What element of your work/study is the most fascinating?
The fascinating aspects of my work are:
1. Leveraging state-of-the-art technology to protect and perpetuate cultural knowledge and wisdom.
2. Applying time-proven, native models solutions to today's crises.
What other jobs or skills led you to your current position?
I started school in New Zealand steeped in Maori culture and traditions. When I returned to Hawai'i, I worked with my Hawaiian elders in the Hawaiian Village of the Polynesian Cultural Center (PCC). During those early days, the PCC brought experts from the Pacific to establish a solid cultural foundation. This experience became the cornerstone of my commitment to protect and perpetuate cultural knowledge and wisdom.
What are your degrees and certifications?
Bachelor of Arts, 1992. Ph. D. in Anthropology with a specialization in ethnonavigation 1999.
What are your hobbies?

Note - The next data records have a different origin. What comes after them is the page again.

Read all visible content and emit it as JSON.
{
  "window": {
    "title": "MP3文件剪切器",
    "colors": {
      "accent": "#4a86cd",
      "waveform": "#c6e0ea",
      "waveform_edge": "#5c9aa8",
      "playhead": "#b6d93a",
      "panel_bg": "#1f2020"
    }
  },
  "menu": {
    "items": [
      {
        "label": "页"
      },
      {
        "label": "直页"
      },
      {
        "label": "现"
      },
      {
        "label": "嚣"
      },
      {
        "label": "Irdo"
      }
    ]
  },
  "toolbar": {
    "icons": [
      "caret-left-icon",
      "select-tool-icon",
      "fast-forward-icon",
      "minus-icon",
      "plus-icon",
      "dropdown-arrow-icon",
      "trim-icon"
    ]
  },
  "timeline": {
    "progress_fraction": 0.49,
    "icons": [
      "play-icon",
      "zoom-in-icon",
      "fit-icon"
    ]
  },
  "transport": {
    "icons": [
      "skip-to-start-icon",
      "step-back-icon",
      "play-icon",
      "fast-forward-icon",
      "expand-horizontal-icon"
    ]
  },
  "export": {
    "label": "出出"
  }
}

Passionate Traveler. I especially love living with cultures on the edge of humanity, the 3% of the world's population who speak 96% of the world's languages. They are some of the most vulnerable among us. I love quiet time with my husband, George Crowley, when not traveling. We relish watching movies from around the world!
What advice would you give someone who wants to have a career like yours?
Becoming a National Explorer reminds me that what matters most is the courage to find a vision greater than your fears, pursue it with unwavering commitment, and cultivate the resilience required in the face of adversity.